Motorized pedicabs still chug out a living in Medan
By Junardi Harahap
MEDAN, North Sumatra (JP): Simply built and not much to look at, motorized pedicabs still fill an important role in the transportation needs of residents of Medan. Found on the main streets throughout the city, many of the vehicles do indeed date back more than 40 years. But their days may be numbered.
"These motorized pedicabs started operations in the 1950s. Thus, it could be said the model is behind the times," acknowledged driver Poniran, 42.
They are known for their loud roar audible from afar and billowing exhaust fumes. For all their deficiencies, they remain in demand because they are cheap. A driver charges Rp 1,500 for a short-distance ride covering about one kilometer, and two or three passengers can fit in the vehicle.
Poniran said that he was formerly a trader but became a driver because business was slack.
"Actually I don't like being a motorized pedicab driver, but economic pressures and household requirements have forced me to do the work," he said. "If there was alternative work, I would take that. It is stupid to be a motorized pedicab driver, but never mind if there is no other work."
Japarin, who hails from Padang in West Sumatra, agreed with his fellow driver.
"In fact, becoming a motorized pedicab driver is the most stupid work but what else can we do? There is no other job and we need money to buy food."
Most drivers rent the vehicles from the owners.
Daily rental is about Rp 7,000 and usually the vehicle must be returned to the owner at the end of the day. In some instances the vehicle is returned in a week's time. The rent is also paid on a weekly basis, said Hasan Basri, 52.
"I don't work on Sundays. I am happy with it," he said.
Daily earnings of motorized pedicab drivers depend on a number of factors, including a dose of luck.
"We earn between about Rp 25,000 and Rp 30,000 per day," Basri said.
Amir Pohan, 60, said his daily income varied. He said he could take home as little as Rp 10,000 on a slow day but Rp 30,000 when business was brisk. Amir said his income was usually enough only to get by, but foreign tourists always provide a windfall.
For long distances, the average fare is Rp 1,000/km.
"Yes, it is enough for food," Amir said. "Anyway, I must see to it that it is enough."
His wife helps supplement the family's income by selling rice cakes and fried delicacies from their home.
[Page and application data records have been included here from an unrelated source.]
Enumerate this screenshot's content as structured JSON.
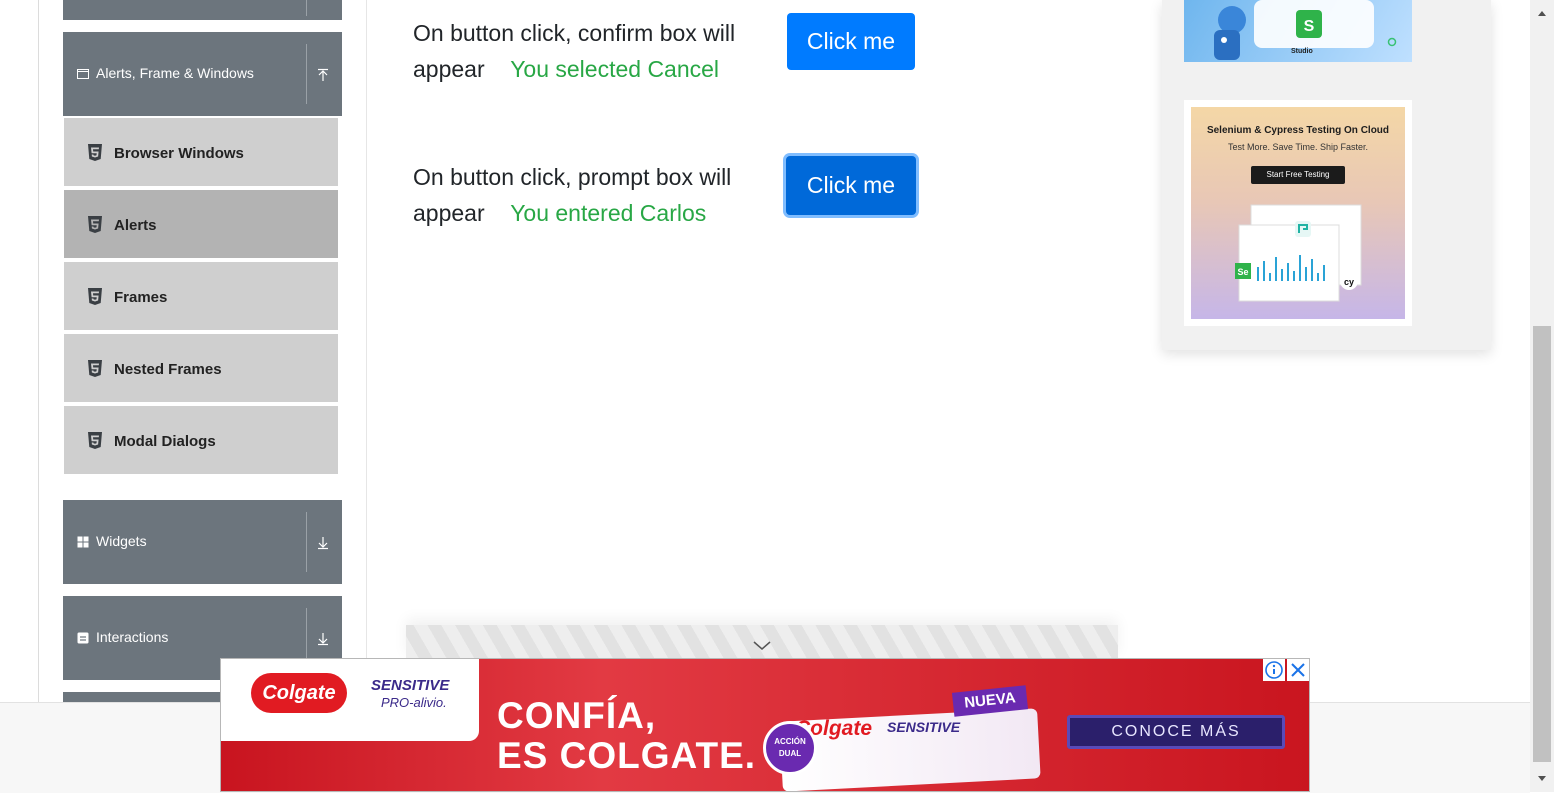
{
  "sidebar": {
    "group_alerts": {
      "label": "Alerts, Frame & Windows"
    },
    "items": [
      {
        "label": "Browser Windows"
      },
      {
        "label": "Alerts"
      },
      {
        "label": "Frames"
      },
      {
        "label": "Nested Frames"
      },
      {
        "label": "Modal Dialogs"
      }
    ],
    "group_widgets": {
      "label": "Widgets"
    },
    "group_interactions": {
      "label": "Interactions"
    }
  },
  "main": {
    "confirm": {
      "description": "On button click, confirm box will appear",
      "result": "You selected Cancel",
      "button_label": "Click me"
    },
    "prompt": {
      "description": "On button click, prompt box will appear",
      "result": "You entered Carlos",
      "button_label": "Click me"
    }
  },
  "ads": {
    "top_banner_label": "Studio",
    "lambdatest": {
      "headline": "Selenium & Cypress Testing On Cloud",
      "sub": "Test More. Save Time. Ship Faster.",
      "cta": "Start Free Testing"
    },
    "colgate": {
      "brand": "Colgate",
      "product": "SENSITIVE",
      "product_sub": "PRO-alivio.",
      "slogan_line1": "CONFÍA,",
      "slogan_line2": "ES COLGATE.",
      "badge": "NUEVA",
      "accion": "ACCIÓN DUAL",
      "cta": "CONOCE MÁS"
    }
  },
  "colors": {
    "primary": "#007bff",
    "success": "#28a745",
    "sidebar_header": "#6c757d",
    "sidebar_item": "#cfcfcf"
  }
}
Clearly, a pedicab driver's income is not enough to make ends meet.
The vehicle is actually a motorbike modified by the owner as a pedicab in order to make money. Maintenance of motorized pedicabs is fairly simple and can be done by drivers themselves. Spare parts are secondhand; drivers take care of small repairs with major ones handled by the vehicle owners.
"Small repairs cost on average Rp 2,000. If the cost is higher it will be the vehicle owners' responsibility," said Poniran.
The fuel for motorized pedicabs is a mixture of gasoline and motor oil, which is available at shops specializing in providing fuel for the vehicles. It costs Rp 1,500 a liter.
Sitompul, who sells such oil, said that before 1990, he could sell 500 liters a day, earning Rp 750,000. Since early this year his turnover has declined to 150 liters a day, yielding only Rp 225,000.
"The drop in sales is caused by the plan to remove motorized pedicabs from Medan. Many drivers have changed to other jobs and many of the vehicles have been sent to other areas to be used there," he said.